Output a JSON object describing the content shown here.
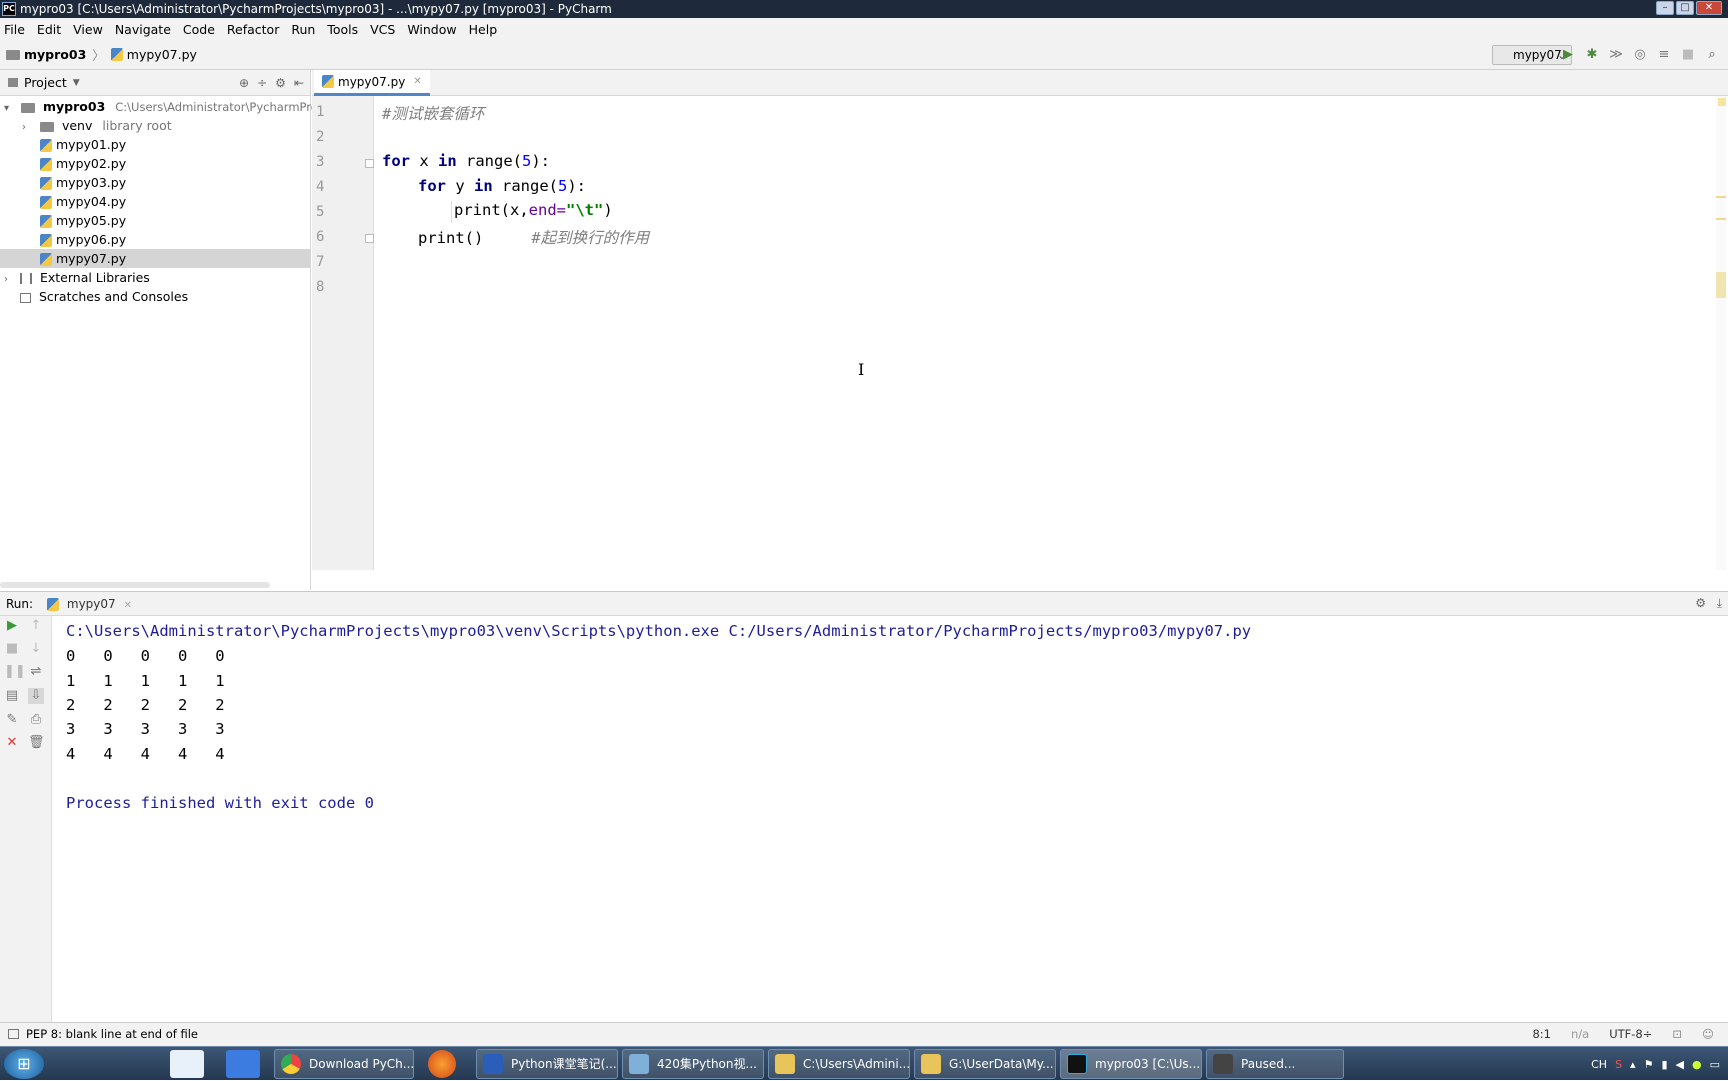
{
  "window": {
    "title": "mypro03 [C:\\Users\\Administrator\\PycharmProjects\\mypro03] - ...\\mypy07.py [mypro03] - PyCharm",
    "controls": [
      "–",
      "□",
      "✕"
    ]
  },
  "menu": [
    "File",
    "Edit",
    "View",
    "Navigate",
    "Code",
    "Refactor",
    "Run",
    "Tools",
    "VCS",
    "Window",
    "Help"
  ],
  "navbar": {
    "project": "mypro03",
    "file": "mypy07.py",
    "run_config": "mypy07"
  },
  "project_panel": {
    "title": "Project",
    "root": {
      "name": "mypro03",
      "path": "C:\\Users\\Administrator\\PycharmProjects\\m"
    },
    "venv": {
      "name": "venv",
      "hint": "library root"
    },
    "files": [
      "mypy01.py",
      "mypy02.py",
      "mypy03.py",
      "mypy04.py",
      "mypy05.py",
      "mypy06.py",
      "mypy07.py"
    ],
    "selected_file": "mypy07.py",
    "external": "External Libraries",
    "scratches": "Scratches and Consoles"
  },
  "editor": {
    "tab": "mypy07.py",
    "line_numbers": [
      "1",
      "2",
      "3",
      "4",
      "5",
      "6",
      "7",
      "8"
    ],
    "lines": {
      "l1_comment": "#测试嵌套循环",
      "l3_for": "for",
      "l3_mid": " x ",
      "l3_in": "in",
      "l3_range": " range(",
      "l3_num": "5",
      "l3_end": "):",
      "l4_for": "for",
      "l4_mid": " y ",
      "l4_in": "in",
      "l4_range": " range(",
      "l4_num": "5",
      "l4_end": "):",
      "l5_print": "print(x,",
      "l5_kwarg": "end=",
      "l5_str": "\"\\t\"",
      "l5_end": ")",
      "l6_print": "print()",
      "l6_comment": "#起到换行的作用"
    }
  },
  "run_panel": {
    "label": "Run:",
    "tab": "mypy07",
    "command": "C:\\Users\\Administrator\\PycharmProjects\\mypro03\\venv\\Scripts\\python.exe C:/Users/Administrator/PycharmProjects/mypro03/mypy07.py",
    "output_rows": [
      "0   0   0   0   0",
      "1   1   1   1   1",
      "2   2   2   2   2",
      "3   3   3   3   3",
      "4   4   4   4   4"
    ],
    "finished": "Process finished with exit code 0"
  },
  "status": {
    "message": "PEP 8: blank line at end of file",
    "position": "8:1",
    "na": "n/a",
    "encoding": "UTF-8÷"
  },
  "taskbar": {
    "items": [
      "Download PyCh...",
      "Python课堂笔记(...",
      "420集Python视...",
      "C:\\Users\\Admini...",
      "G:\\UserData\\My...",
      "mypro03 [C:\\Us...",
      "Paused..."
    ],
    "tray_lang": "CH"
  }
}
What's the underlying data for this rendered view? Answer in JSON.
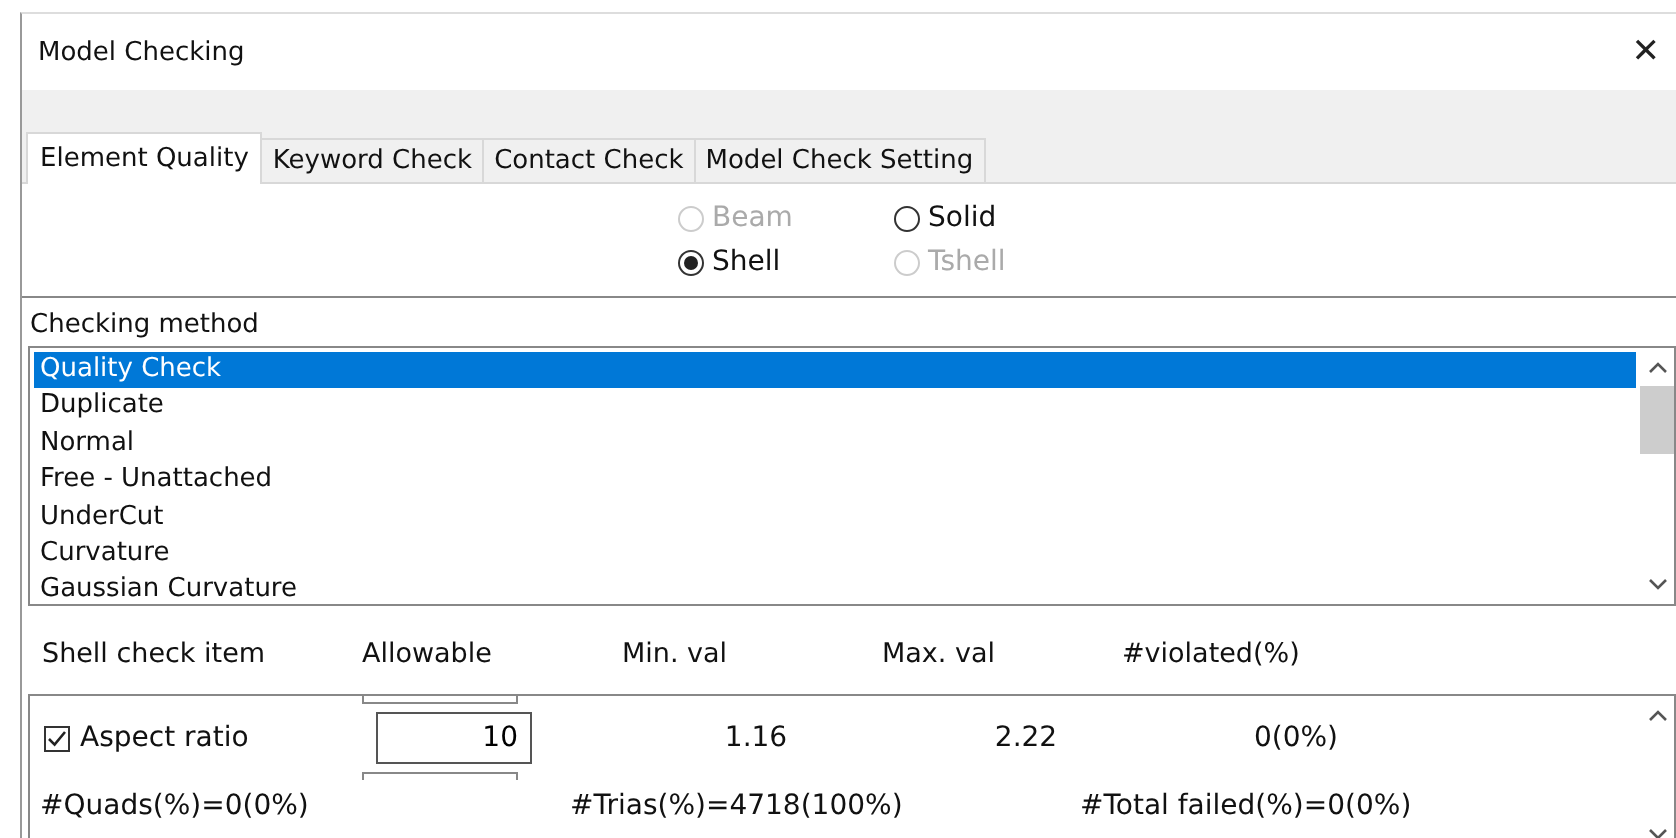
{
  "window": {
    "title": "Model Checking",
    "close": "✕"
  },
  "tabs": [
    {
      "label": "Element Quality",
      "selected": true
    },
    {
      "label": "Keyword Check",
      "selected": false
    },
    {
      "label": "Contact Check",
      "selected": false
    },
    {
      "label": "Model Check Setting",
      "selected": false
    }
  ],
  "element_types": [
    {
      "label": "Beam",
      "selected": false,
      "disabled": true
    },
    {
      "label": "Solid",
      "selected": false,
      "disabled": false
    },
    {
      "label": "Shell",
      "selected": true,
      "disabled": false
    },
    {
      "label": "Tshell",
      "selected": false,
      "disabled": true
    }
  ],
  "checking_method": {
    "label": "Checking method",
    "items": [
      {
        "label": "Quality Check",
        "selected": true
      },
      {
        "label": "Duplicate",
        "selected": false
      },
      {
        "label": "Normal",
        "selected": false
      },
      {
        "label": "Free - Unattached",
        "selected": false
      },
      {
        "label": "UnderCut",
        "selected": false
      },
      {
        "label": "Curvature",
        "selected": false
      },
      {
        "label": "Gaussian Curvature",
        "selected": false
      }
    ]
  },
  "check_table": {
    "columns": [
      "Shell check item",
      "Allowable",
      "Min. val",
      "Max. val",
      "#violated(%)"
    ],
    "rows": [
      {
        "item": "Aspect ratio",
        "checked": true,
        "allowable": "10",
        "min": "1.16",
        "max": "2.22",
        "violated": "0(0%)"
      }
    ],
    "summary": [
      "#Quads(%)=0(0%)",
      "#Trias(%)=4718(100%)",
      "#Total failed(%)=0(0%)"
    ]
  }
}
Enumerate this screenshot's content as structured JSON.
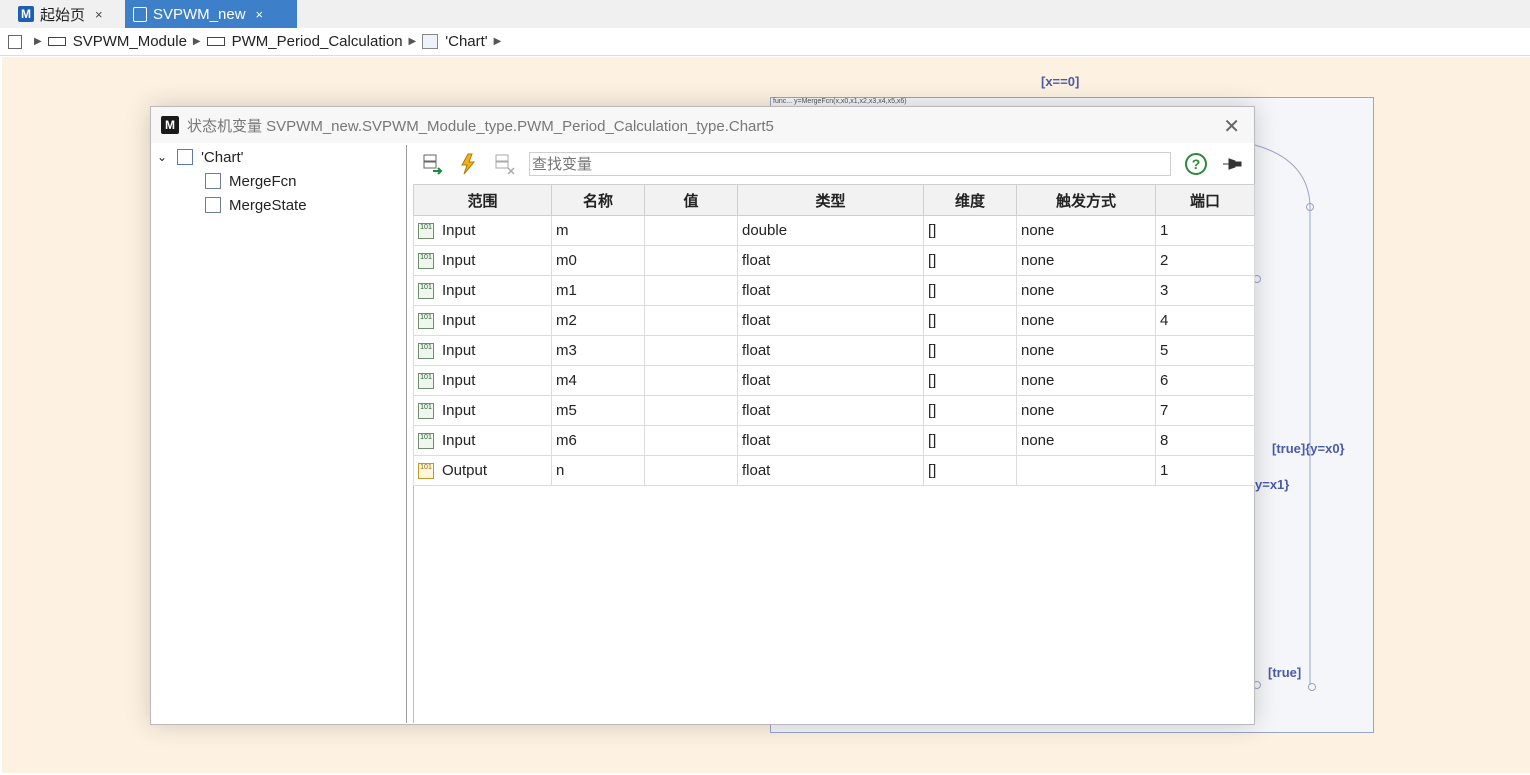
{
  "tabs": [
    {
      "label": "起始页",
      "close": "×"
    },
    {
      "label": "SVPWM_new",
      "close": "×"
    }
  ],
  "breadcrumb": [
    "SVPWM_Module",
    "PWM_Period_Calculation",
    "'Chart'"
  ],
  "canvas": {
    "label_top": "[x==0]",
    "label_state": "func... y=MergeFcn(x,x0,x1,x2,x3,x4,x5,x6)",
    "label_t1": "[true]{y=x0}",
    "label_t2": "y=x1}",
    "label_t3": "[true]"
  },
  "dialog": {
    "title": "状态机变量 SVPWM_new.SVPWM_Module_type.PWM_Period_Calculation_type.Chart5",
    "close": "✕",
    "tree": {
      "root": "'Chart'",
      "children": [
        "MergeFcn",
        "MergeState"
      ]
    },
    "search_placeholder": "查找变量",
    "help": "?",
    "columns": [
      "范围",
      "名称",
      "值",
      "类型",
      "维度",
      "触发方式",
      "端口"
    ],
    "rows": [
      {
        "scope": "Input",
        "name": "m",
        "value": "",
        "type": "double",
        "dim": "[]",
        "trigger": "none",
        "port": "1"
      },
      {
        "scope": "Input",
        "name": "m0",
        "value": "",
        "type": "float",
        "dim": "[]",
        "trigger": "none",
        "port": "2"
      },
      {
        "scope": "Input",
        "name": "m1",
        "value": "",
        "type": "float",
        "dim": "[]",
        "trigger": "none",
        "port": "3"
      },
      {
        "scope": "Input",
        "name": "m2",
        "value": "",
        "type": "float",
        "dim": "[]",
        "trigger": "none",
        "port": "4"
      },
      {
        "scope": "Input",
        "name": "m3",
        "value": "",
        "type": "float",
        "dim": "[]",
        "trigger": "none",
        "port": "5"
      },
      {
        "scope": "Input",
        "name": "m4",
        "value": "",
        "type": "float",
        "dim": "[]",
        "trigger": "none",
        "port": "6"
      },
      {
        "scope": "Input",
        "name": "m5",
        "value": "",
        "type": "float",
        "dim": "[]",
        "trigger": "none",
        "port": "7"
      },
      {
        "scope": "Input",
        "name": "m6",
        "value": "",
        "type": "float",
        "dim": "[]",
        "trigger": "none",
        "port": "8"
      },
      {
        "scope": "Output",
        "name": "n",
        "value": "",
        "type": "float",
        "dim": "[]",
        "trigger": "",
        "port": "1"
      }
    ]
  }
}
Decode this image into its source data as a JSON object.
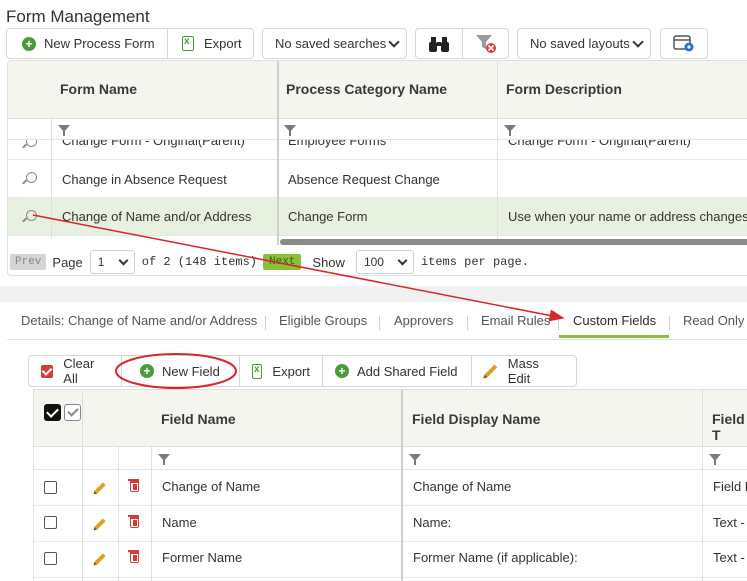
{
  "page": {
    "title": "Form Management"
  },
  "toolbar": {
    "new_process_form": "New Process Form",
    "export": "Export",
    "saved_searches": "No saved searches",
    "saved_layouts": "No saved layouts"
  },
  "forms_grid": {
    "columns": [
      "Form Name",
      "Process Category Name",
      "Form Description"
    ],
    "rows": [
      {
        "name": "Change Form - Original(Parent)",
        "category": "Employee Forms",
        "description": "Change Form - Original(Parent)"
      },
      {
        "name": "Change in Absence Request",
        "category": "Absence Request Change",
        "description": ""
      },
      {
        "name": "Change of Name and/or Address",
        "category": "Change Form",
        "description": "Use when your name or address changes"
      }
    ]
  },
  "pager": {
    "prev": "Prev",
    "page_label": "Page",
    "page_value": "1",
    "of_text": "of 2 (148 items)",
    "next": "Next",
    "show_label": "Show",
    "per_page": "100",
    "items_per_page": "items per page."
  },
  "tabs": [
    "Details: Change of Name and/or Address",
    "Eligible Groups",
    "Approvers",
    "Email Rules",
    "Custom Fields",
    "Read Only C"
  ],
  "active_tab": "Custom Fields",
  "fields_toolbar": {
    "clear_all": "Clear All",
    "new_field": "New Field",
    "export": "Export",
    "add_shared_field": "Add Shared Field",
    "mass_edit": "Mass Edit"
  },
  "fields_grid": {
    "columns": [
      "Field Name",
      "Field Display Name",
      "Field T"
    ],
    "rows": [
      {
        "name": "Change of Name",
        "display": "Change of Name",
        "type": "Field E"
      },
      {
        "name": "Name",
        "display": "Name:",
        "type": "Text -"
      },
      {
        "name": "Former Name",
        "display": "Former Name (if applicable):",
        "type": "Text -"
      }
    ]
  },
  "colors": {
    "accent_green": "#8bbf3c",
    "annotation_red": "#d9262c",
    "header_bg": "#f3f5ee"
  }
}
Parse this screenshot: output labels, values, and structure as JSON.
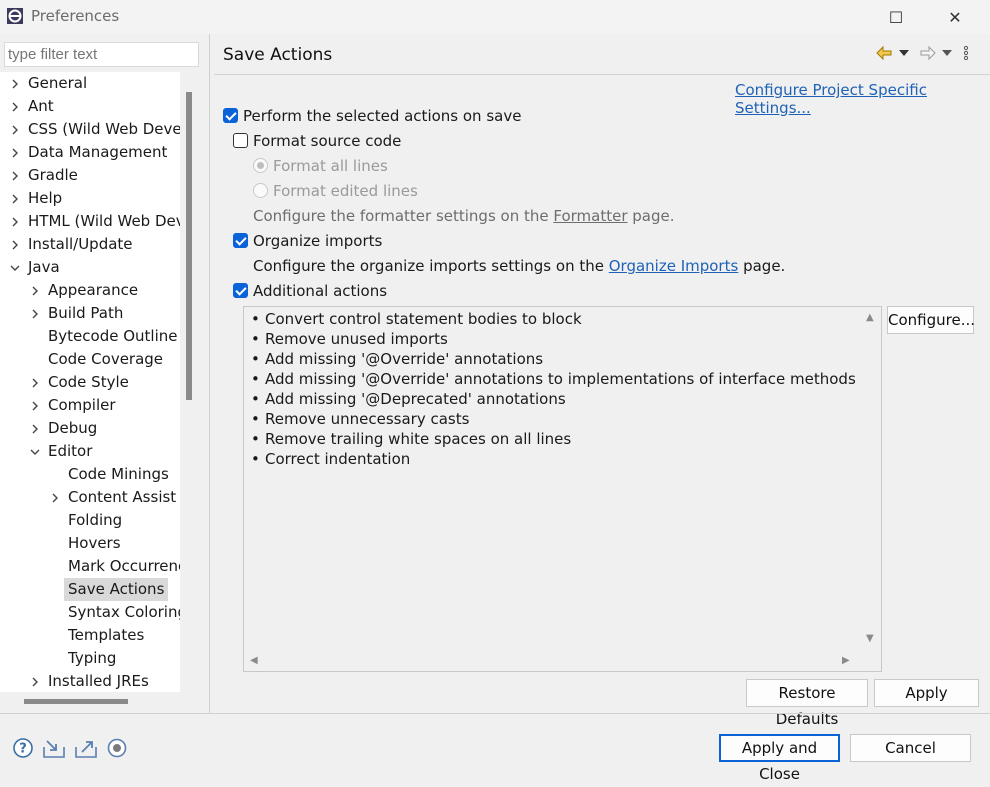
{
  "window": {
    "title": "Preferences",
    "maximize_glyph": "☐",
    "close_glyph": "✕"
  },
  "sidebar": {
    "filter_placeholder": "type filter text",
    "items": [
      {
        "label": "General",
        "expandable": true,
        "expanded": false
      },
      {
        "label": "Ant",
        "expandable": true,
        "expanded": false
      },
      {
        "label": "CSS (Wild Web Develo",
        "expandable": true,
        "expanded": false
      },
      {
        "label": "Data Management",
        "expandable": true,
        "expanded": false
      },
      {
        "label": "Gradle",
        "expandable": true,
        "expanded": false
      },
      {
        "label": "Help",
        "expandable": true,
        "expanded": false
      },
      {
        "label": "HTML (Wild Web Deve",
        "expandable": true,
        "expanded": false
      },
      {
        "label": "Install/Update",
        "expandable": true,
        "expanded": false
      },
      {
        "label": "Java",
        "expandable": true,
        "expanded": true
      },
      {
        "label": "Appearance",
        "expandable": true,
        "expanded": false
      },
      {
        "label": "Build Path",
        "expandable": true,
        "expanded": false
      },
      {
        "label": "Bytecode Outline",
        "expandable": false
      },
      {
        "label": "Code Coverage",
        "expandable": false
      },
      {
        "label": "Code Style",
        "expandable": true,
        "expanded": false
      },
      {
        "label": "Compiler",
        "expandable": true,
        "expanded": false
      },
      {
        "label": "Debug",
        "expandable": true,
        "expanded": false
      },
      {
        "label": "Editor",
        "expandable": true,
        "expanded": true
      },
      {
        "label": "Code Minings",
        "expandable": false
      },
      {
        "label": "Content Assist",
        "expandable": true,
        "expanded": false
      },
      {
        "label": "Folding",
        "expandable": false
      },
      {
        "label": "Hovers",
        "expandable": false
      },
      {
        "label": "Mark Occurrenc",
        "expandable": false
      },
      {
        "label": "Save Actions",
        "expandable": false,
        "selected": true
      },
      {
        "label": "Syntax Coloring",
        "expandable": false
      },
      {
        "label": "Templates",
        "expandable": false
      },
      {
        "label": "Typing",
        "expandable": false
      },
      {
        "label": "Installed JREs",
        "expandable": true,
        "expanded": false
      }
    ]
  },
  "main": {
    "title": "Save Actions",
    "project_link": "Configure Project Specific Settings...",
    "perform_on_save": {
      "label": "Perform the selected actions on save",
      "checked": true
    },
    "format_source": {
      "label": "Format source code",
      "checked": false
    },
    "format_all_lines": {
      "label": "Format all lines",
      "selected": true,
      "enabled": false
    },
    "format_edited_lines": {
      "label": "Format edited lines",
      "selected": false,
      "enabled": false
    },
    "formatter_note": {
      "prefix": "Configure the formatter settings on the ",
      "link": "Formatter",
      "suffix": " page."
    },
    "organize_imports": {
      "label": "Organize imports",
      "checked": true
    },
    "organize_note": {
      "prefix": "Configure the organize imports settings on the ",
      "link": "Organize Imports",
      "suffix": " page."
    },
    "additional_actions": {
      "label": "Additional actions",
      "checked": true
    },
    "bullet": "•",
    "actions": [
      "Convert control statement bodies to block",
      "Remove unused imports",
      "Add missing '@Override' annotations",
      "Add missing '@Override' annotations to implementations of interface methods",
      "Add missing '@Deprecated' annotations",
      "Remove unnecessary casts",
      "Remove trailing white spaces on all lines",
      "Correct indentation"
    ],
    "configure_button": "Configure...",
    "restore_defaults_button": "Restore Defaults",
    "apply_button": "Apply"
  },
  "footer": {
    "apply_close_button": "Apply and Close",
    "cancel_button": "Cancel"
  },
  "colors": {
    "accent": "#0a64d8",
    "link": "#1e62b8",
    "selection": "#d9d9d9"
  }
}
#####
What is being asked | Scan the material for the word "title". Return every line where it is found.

Response area |
    "title": "mypro03 [C:\\Users\\Administrator\\PycharmProjects\\mypro03] - ...\\mypy07.py [mypro03] - PyCharm",
    "title": "Project",
    "title": "Model Checking",
    "title": "状态机变量 SVPWM_new.SVPWM_Module_type.PWM_Period_Calculation_type.Chart5",
    "title": "Form Management"
    "title": "Preferences",
    "title": "Save Actions",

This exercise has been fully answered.